One thing I absolutely love about the music industry is that it puts me into all kinds of interesting life situations: Like the time I was the music director for the live stage at Michael Jackson’s 45th birthday extravaganza. I was hanging out at Michael’s zoo talking to a small crowd of people when I suddenly felt this slimy sensation sweep across the back of my head. I turned around to discover that Michael’s llama had come up and was licking my neck! (The ranger came right over and took me to have my neck sterilized — apparently they have all kinds of enzymes to help their digestion that is bad for one’s skin.)

Now . . .  if you had looked into a crystal ball earlier in my life and told me that someday I would be licked on the neck by Michael Jackson’s llama, I would have said, “There’s no chance of that ever happening” — yet it did!

C.  How do you work with other musicians?

When collaborating, which I strongly encourage people to do, I tend to take a synergistic approach over a dictatorial approach. I have ideas and you have ideas and they make little baby ideas that end up being better than what either one of us would have come up with by ourselves. I find the collaborative space is a profoundly satisfying place — it’s where the “magic” happens. And it deepens the trust in my creative working relationships — that aspect of this industry is extremely important.

D. How do you work in sync?

A large portion of my catalogue — including my Macy co-writes — are now with Sony ATV. So, they land great placements all the time. For other material, I stay in touch with the many publishers and music supervisors I’ve cultivated trusted relationships with. I send them only music that is appropriate for the projects they are currently working on. I’ve had the pleasure of interviewing many of these fine professionals on the panels I moderate – including the panel I’m moderating on artist branding through sync at the upcoming Sync Summit.

E.  How people can find you?

I can be reached at info@joesolo.com.

I meet a lot of people when speaking at music conventions such as The NAMM show, The ASCAP Expo, Billboard’s Film & TV Music Conference, and of course….. The Sync Summit.

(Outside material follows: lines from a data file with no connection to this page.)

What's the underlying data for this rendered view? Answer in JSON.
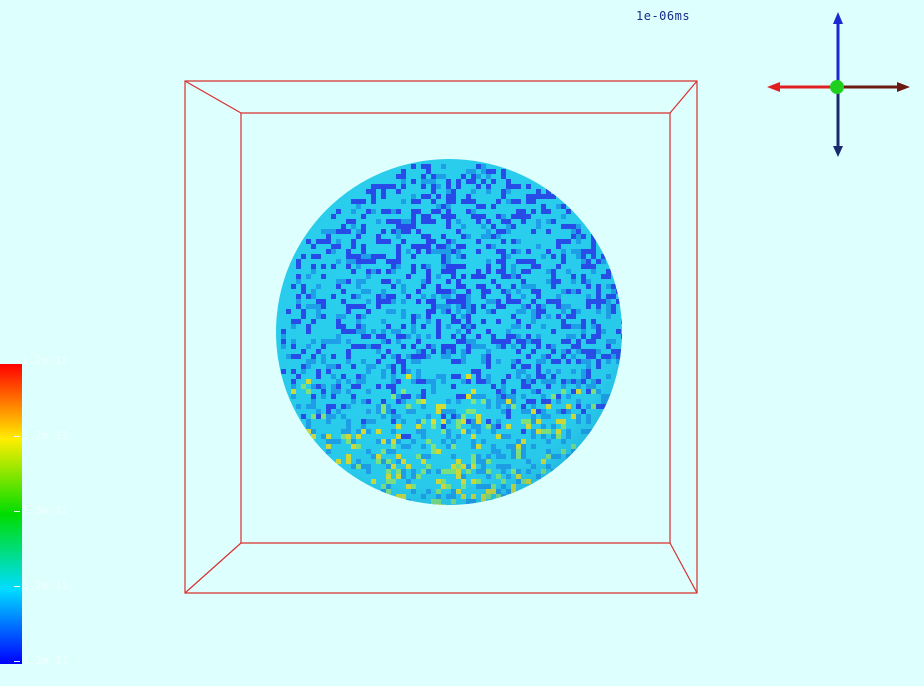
{
  "viewer": {
    "time_label": "1e-06ms",
    "background": "#ddfffd",
    "bounding_box_color": "#d93030"
  },
  "colorbar": {
    "ticks": [
      "1.2e-11",
      "1.2e-11",
      "1.3e-11",
      "1.2e-11",
      "1.2e-11"
    ],
    "colors": [
      "#ff0000",
      "#ffee00",
      "#00dd00",
      "#00ddff",
      "#0000ff"
    ]
  },
  "axes_gizmo": {
    "up_axis_color": "#1a2ad0",
    "down_axis_color": "#1a2a70",
    "left_axis_color": "#e02020",
    "right_axis_color": "#6a1a10",
    "origin_color": "#20d020",
    "icon": "orientation-axes-icon"
  },
  "sphere": {
    "base_color": "#2ad0ee",
    "cold_color": "#2840e8",
    "hot_color": "#e8e020"
  }
}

Also, I want to mention that I send out FREE  Music Success Video Nuggets & Tips every week to people on my email list. The first Video Nugget is called How To Get Your Music In Film & TV.

People can get it by signing up — free — at www.joesolo.com.